St. Louis’s Board of Aldermen passed a “lie-and-try” law. The measure requires federally licensed gun dealers to alert police whenever someone fails a gun background check. St. Louis is believed to be the first city in the country to enact such a rule, which some states have used to arrest people who are prohibited from owning firearms but have sought to acquire them.

Some parents are protesting NRA gun auctions held in schools. “What if a gun they raffled off at the school ended up in the hands of one of their students and they committed a terrible act?” the mother of a Kentucky school shooting victim told The Washington Post. The NRA Foundation generated $33 million last year from its gun auction program.

Maria Butina says the idea that she infiltrated the NRA to influence GOP politics is “nonsense.” In a “60 Minutes” interview, the self-styled Russian gun rights activist claimed her efforts to “establish friendship” between Russia and the U.S. “would be called social networking,” if not for her ethnicity. Butina was deported to Russia last week after serving 15 months in prison for acting as a foreign agent.

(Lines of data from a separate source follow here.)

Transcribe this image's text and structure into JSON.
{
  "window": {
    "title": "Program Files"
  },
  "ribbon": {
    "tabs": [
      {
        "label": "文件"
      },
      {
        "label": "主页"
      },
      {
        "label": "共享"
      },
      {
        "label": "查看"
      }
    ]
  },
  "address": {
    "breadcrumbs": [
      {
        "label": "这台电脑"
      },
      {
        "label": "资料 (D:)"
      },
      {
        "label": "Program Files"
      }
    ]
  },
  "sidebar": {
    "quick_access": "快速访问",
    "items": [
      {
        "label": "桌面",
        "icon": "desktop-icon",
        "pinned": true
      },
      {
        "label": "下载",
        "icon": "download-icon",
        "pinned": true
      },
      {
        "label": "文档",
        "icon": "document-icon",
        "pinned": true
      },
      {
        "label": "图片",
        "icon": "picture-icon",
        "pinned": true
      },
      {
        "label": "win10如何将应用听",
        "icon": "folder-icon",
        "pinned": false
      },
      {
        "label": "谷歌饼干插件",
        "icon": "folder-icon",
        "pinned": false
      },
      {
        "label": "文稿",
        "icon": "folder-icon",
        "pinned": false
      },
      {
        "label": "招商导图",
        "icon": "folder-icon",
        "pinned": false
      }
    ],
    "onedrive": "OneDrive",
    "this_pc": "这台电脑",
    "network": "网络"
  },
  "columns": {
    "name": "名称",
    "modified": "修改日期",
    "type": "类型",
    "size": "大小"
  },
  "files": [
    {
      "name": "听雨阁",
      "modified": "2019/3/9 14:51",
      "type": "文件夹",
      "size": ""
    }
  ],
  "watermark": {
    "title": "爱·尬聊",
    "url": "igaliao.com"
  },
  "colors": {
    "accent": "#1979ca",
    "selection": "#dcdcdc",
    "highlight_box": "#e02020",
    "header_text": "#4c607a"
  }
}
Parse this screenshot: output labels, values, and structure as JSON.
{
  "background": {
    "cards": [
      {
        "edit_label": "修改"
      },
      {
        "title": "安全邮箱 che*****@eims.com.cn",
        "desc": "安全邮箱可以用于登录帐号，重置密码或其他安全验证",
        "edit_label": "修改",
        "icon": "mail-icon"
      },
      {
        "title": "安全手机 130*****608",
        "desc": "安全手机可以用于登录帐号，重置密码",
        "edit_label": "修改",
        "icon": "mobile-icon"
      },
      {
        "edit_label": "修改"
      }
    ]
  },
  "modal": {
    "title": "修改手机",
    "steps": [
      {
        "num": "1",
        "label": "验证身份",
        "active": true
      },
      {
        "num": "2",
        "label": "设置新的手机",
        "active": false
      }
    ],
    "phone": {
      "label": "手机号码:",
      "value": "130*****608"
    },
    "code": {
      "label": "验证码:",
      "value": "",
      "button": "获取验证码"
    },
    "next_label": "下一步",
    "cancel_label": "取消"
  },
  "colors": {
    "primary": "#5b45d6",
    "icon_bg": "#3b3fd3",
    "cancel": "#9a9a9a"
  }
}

One of the federal prosecutors who successfully tried Butina for being an unauthorized Russian agent called the interview “a masterpiece of disinformation.”

Despite consumer divestment push, mutual funds still have large gun assets. The WSJ reports that investment companies still own nearly a third of the combined stock in the country’s two publicly traded gun companies, American Outdoor Brands and Sturm Ruger. Investments in funds that screen out weapons have risen markedly since 2016, as investors increasingly seek that option.

Colorado school safety proposals don’t address gun access. Lawmakers on the Legislature’s School Safety Committee submitted five bills, including a proposal to expand mental health care. “Unfortunately, firearms is an exceptionally partisan issue,” the committee’s Democratic chairperson told the Colorado Sun.


In the last five years, at least 130 U.S. school districts have spent a total of more than $2.5 million on Social Sentinel, an automated monitoring system that scans social media for potential school shooters. BuzzFeed News